RECORDS PROVIDED START
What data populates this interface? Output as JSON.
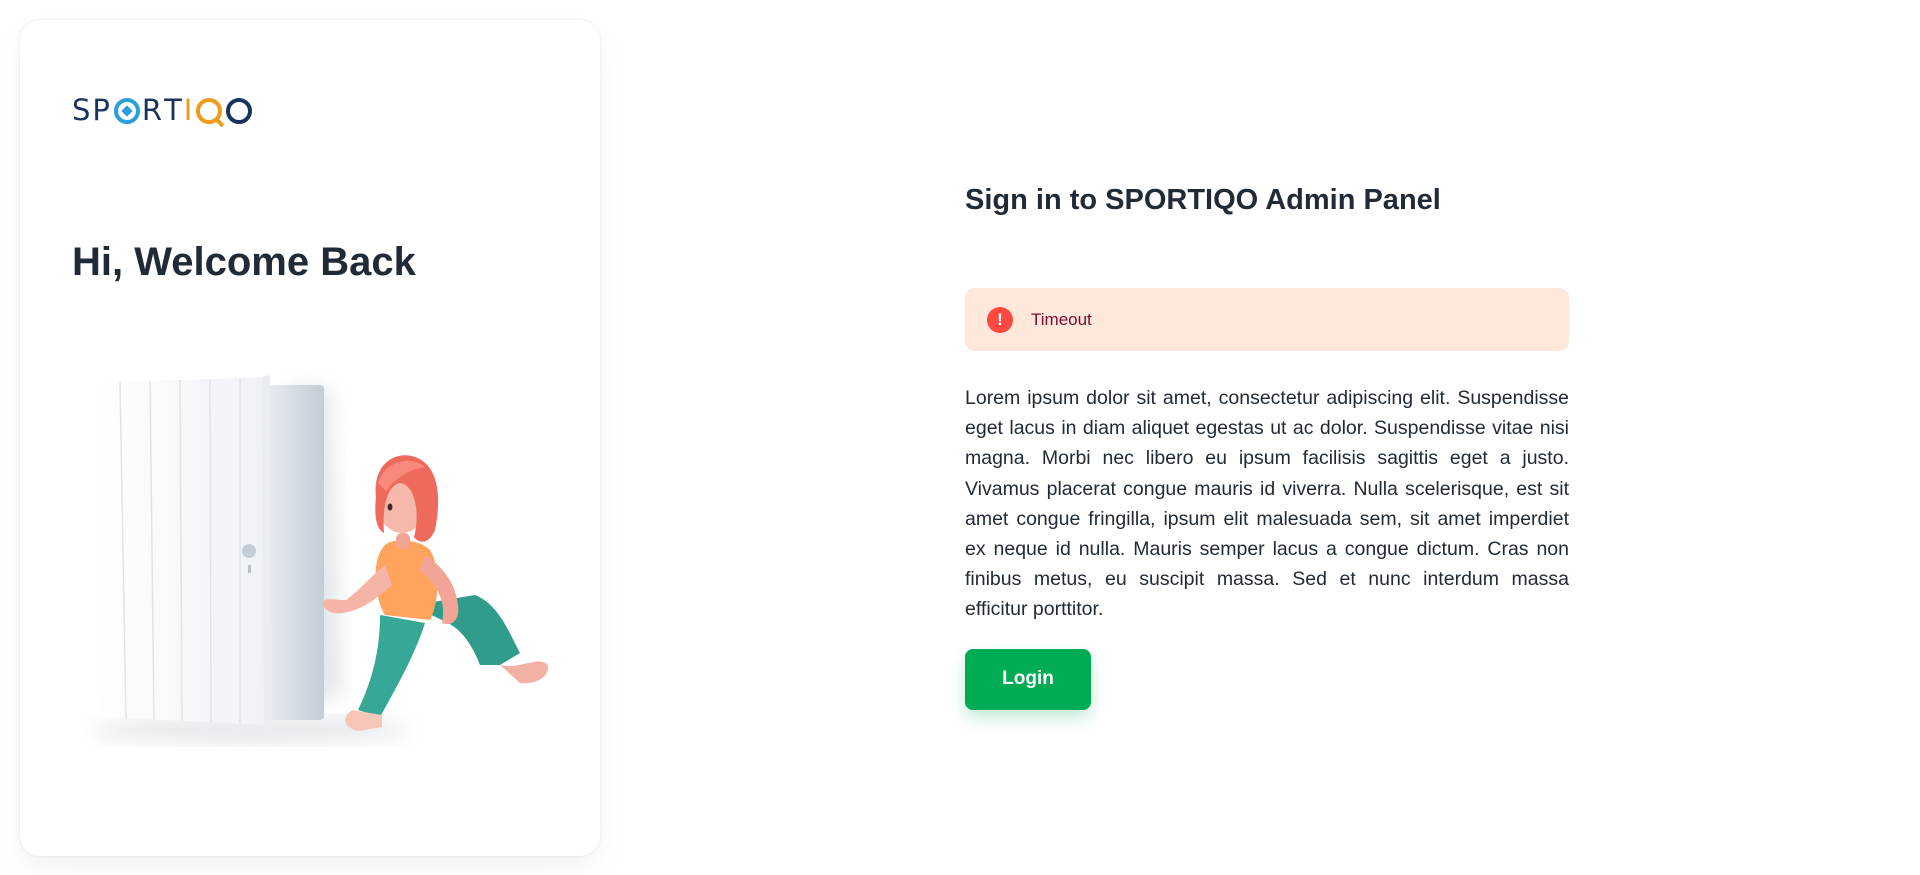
{
  "brand": {
    "logo_text": "SPORTIQO"
  },
  "left_panel": {
    "welcome": "Hi, Welcome Back"
  },
  "signin": {
    "title": "Sign in to SPORTIQO Admin Panel",
    "alert": {
      "icon": "error-icon",
      "icon_glyph": "!",
      "message": "Timeout"
    },
    "description": "Lorem ipsum dolor sit amet, consectetur adipiscing elit. Suspendisse eget lacus in diam aliquet egestas ut ac dolor. Suspendisse vitae nisi magna. Morbi nec libero eu ipsum facilisis sagittis eget a justo. Vivamus placerat congue mauris id viverra. Nulla scelerisque, est sit amet congue fringilla, ipsum elit malesuada sem, sit amet imperdiet ex neque id nulla. Mauris semper lacus a congue dictum. Cras non finibus metus, eu suscipit massa. Sed et nunc interdum massa efficitur porttitor.",
    "login_label": "Login"
  },
  "colors": {
    "primary": "#00ab55",
    "error": "#ff4842",
    "alert_bg": "#ffe7d9",
    "text": "#212b36",
    "brand_navy": "#17355e",
    "brand_blue": "#2a9fd8",
    "brand_orange": "#f09a1a"
  }
}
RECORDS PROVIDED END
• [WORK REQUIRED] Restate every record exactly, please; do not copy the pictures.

• [TASK ANSWER]
What data populates this interface? Output as JSON.
{
  "brand": {
    "logo_text": "SPORTIQO"
  },
  "left_panel": {
    "welcome": "Hi, Welcome Back"
  },
  "signin": {
    "title": "Sign in to SPORTIQO Admin Panel",
    "alert": {
      "icon": "error-icon",
      "icon_glyph": "!",
      "message": "Timeout"
    },
    "description": "Lorem ipsum dolor sit amet, consectetur adipiscing elit. Suspendisse eget lacus in diam aliquet egestas ut ac dolor. Suspendisse vitae nisi magna. Morbi nec libero eu ipsum facilisis sagittis eget a justo. Vivamus placerat congue mauris id viverra. Nulla scelerisque, est sit amet congue fringilla, ipsum elit malesuada sem, sit amet imperdiet ex neque id nulla. Mauris semper lacus a congue dictum. Cras non finibus metus, eu suscipit massa. Sed et nunc interdum massa efficitur porttitor.",
    "login_label": "Login"
  },
  "colors": {
    "primary": "#00ab55",
    "error": "#ff4842",
    "alert_bg": "#ffe7d9",
    "text": "#212b36",
    "brand_navy": "#17355e",
    "brand_blue": "#2a9fd8",
    "brand_orange": "#f09a1a"
  }
}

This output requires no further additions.